■ Exercise description ■
Copy each line of the records below that mentions the word "folder".

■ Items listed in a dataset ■
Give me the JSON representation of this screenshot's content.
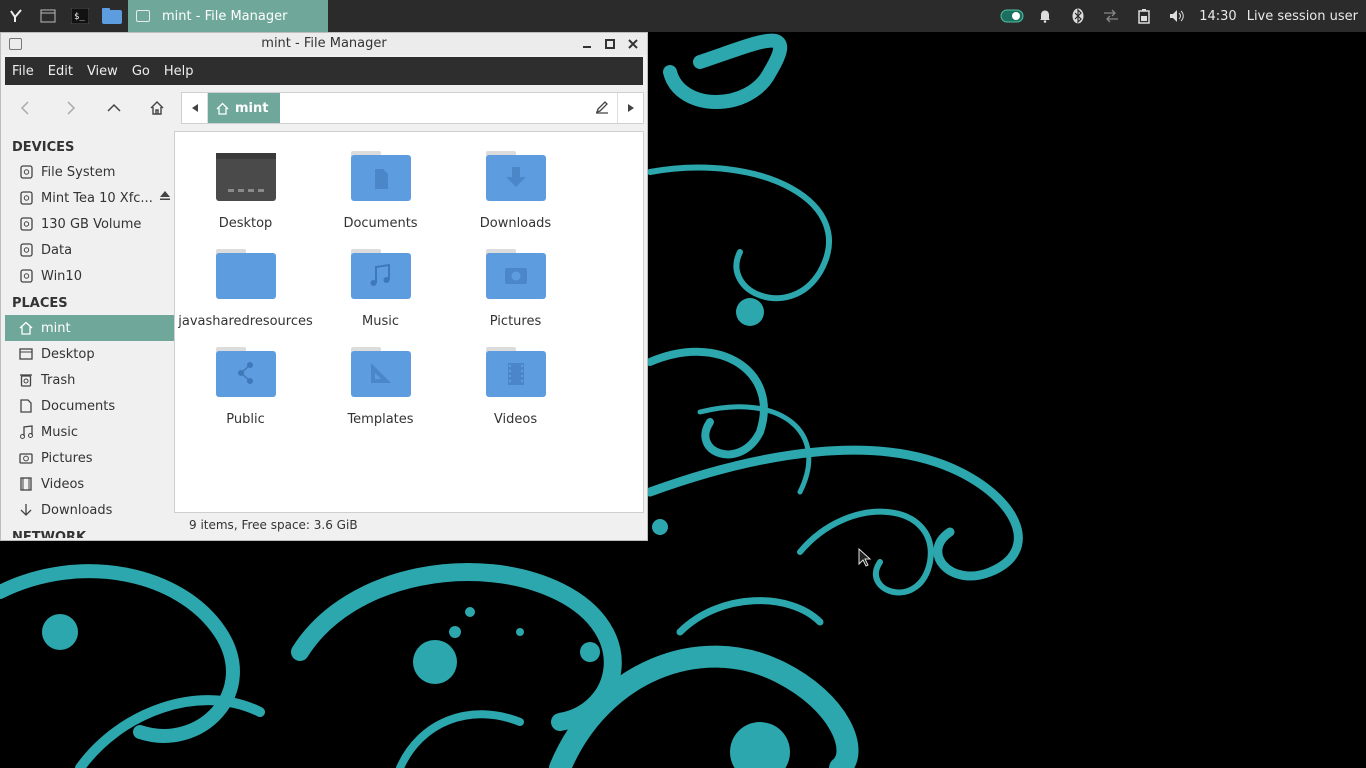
{
  "panel": {
    "task_title": "mint - File Manager",
    "clock": "14:30",
    "user": "Live session user"
  },
  "window": {
    "title": "mint - File Manager"
  },
  "menu": [
    "File",
    "Edit",
    "View",
    "Go",
    "Help"
  ],
  "path": {
    "crumb": "mint"
  },
  "sidebar": {
    "devices_header": "DEVICES",
    "devices": [
      {
        "label": "File System"
      },
      {
        "label": "Mint Tea 10 Xfc..."
      },
      {
        "label": "130 GB Volume"
      },
      {
        "label": "Data"
      },
      {
        "label": "Win10"
      }
    ],
    "places_header": "PLACES",
    "places": [
      {
        "label": "mint"
      },
      {
        "label": "Desktop"
      },
      {
        "label": "Trash"
      },
      {
        "label": "Documents"
      },
      {
        "label": "Music"
      },
      {
        "label": "Pictures"
      },
      {
        "label": "Videos"
      },
      {
        "label": "Downloads"
      }
    ],
    "network_header": "NETWORK"
  },
  "files": [
    {
      "label": "Desktop",
      "icon": "desktop-folder-icon"
    },
    {
      "label": "Documents",
      "icon": "documents-folder-icon"
    },
    {
      "label": "Downloads",
      "icon": "downloads-folder-icon"
    },
    {
      "label": "javasharedresources",
      "icon": "folder-icon"
    },
    {
      "label": "Music",
      "icon": "music-folder-icon"
    },
    {
      "label": "Pictures",
      "icon": "pictures-folder-icon"
    },
    {
      "label": "Public",
      "icon": "public-folder-icon"
    },
    {
      "label": "Templates",
      "icon": "templates-folder-icon"
    },
    {
      "label": "Videos",
      "icon": "videos-folder-icon"
    }
  ],
  "status": "9 items, Free space: 3.6 GiB",
  "colors": {
    "accent": "#6fa89a",
    "folder": "#5e9ce0",
    "wallpaper_swirl": "#2ba7ad"
  }
}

■ Output below ■
      "icon": "desktop-folder-icon"
      "icon": "documents-folder-icon"
      "icon": "downloads-folder-icon"
      "icon": "folder-icon"
      "icon": "music-folder-icon"
      "icon": "pictures-folder-icon"
      "icon": "public-folder-icon"
      "icon": "templates-folder-icon"
      "icon": "videos-folder-icon"
    "folder": "#5e9ce0",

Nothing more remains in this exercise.